For the last two years, interest rates have been much lower than anytime during the last thirty years. This has resulted in an unprecedented boom in real estate sales, home refinancing and home equity lending, as borrowers try to take advantage of these rates for the long term. But refinancing or even borrowing against your home’s equity may not make sense for everyone. When is it a good idea to refinance your home? When is it not advisable?
Traditionally, lenders advised homeowners not to refinance unless doing so would lower the interest rate on the loan by 1-2%. While anyone who can save 2% on their interest rate would almost certainly benefit from doing so, others might find refinancing worthwhile even with a smaller reduction in the interest rate. Increased competition among lenders has brought the costs of refinancing down in recent years, so homeowners can realize a significant reduction in their home payments with reductions of ½% or so, depending on the size of their mortgage.
The key to whether or not refinancing makes sense is how long the homeowner intends to remain in his or her home. The costs of the refinancing, which can run $1000-2000, are amortized over the life of the loan. For many people, a reduction of $50 or more in the house payment would be more than enough to justify a new mortgage. If payments cannot be reduced by at least that much, or if the homeowner plans to live in the home only a short while, refinancing may not be a good option.
Refinancing may also make sense for those with Adjustable Rate Mortgages (ARMs.) At the moment, at 30-year fixed-rate mortgage is quite competitive with an ARM, and may actually be cheaper. With rates at historic lows, an ARM can only adjust upward, making it a less desirable choice in comparison with a fixed-rate loan.
Anyone considering a home remodeling project or debt consolidation might ordinarily think of a home equity loan or line of credit. These are often wise choices, as they offer deductible interest and great repayment flexibility. On the other hand, a chance to obtain a 30-year loan at 5% might make a complete refinancing with a cash-out option a better choice, as home equity rates are somewhat higher than first mortgages.

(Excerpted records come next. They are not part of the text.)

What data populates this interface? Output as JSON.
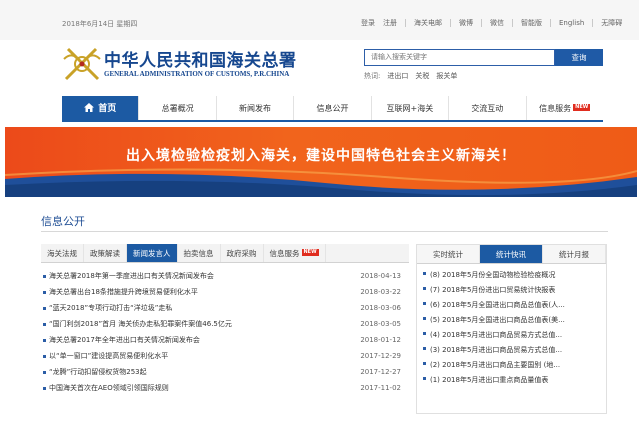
{
  "topbar": {
    "date": "2018年6月14日 星期四",
    "links": [
      "登录",
      "注册",
      "海关电邮",
      "微博",
      "微信",
      "智能版",
      "English",
      "无障碍"
    ]
  },
  "header": {
    "title": "中华人民共和国海关总署",
    "subtitle": "GENERAL ADMINISTRATION OF CUSTOMS, P.R.CHINA"
  },
  "search": {
    "placeholder": "请输入搜索关键字",
    "button": "查询",
    "hot_label": "热词:",
    "hot_words": [
      "进出口",
      "关税",
      "报关单"
    ]
  },
  "nav": {
    "items": [
      {
        "label": "首页",
        "active": true
      },
      {
        "label": "总署概况"
      },
      {
        "label": "新闻发布"
      },
      {
        "label": "信息公开"
      },
      {
        "label": "互联网+海关"
      },
      {
        "label": "交流互动"
      },
      {
        "label": "信息服务",
        "badge": "NEW"
      }
    ]
  },
  "banner": {
    "text": "出入境检验检疫划入海关，建设中国特色社会主义新海关！"
  },
  "section": {
    "title": "信息公开"
  },
  "left_tabs": [
    "海关法规",
    "政策解读",
    "新闻发言人",
    "拍卖信息",
    "政府采购",
    "信息服务",
    "NEW"
  ],
  "left_active_tab": 2,
  "news": [
    {
      "title": "海关总署2018年第一季度进出口有关情况新闻发布会",
      "date": "2018-04-13"
    },
    {
      "title": "海关总署出台18条措施提升跨境贸易便利化水平",
      "date": "2018-03-22"
    },
    {
      "title": "“蓝天2018”专项行动打击“洋垃圾”走私",
      "date": "2018-03-06"
    },
    {
      "title": "“国门利剑2018”首月 海关侦办走私犯罪案件案值46.5亿元",
      "date": "2018-03-05"
    },
    {
      "title": "海关总署2017年全年进出口有关情况新闻发布会",
      "date": "2018-01-12"
    },
    {
      "title": "以“单一窗口”建设提高贸易便利化水平",
      "date": "2017-12-29"
    },
    {
      "title": "“龙腾”行动扣留侵权货物253起",
      "date": "2017-12-27"
    },
    {
      "title": "中国海关首次在AEO领域引领国际规则",
      "date": "2017-11-02"
    }
  ],
  "right_tabs": [
    "实时统计",
    "统计快讯",
    "统计月报"
  ],
  "right_active_tab": 1,
  "stats": [
    "(8) 2018年5月份全国动物检验检疫概况",
    "(7) 2018年5月份进出口贸易统计快报表",
    "(6) 2018年5月全国进出口商品总值表(人...",
    "(5) 2018年5月全国进出口商品总值表(美...",
    "(4) 2018年5月进出口商品贸易方式总值...",
    "(3) 2018年5月进出口商品贸易方式总值...",
    "(2) 2018年5月进出口商品主要国别 (地...",
    "(1) 2018年5月进出口重点商品量值表"
  ],
  "colors": {
    "brand_blue": "#1c5aa3",
    "banner_orange": "#ef5b17",
    "badge_red": "#e02d1f"
  }
}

A new mortgage might also make sense for anyone with a second mortgage or a piggyback loan. A piggyback loan is a second loan used at the time of a home’s purchase to help the buyer avoid paying the sometimes-expensive private mortgage insurance. Simultaneous payments on two mortgages will be higher than paying on one, so this might be a great time to roll them together on a refinance. The same applies to anyone carrying a large credit card balance; that money could be rolled into a home loan with deductible interest at a lower rate. Anyone considering such a move should be careful, however, as failure to repay that debt could lead to home foreclosure.
Now is a great time for any homeowner to consider whether or not a new mortgage could help lower their payments. With interest rates as low as they are now, the timing is great, and there’s nowhere for the rates to go but up.

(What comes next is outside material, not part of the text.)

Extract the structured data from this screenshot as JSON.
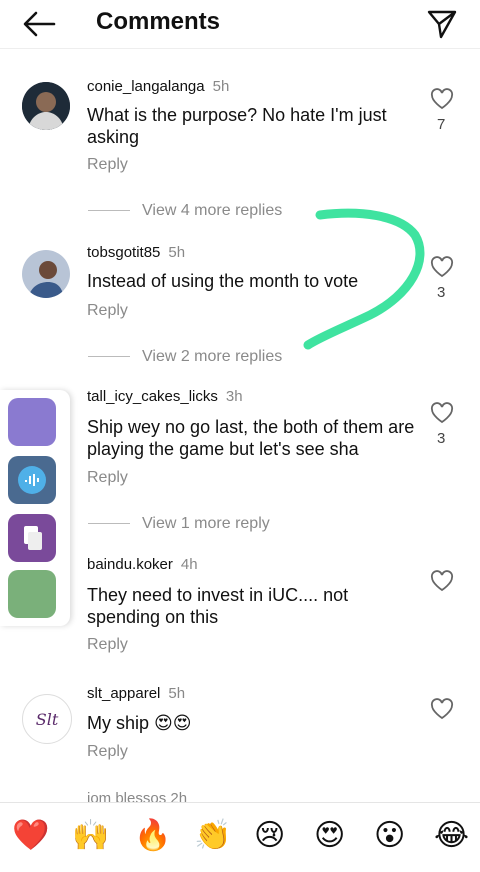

About the author
©Copyright 2005 by Retro Marketing. Charles Essmeier is the owner of Retro Marketing, a firm devoted to informational Websites, including End-Your-Debt.com, a Website devoted to debt consolidation and credit counseling information and HomeEquityHelp.net, a site devoted to information on mortgages and home equity loans.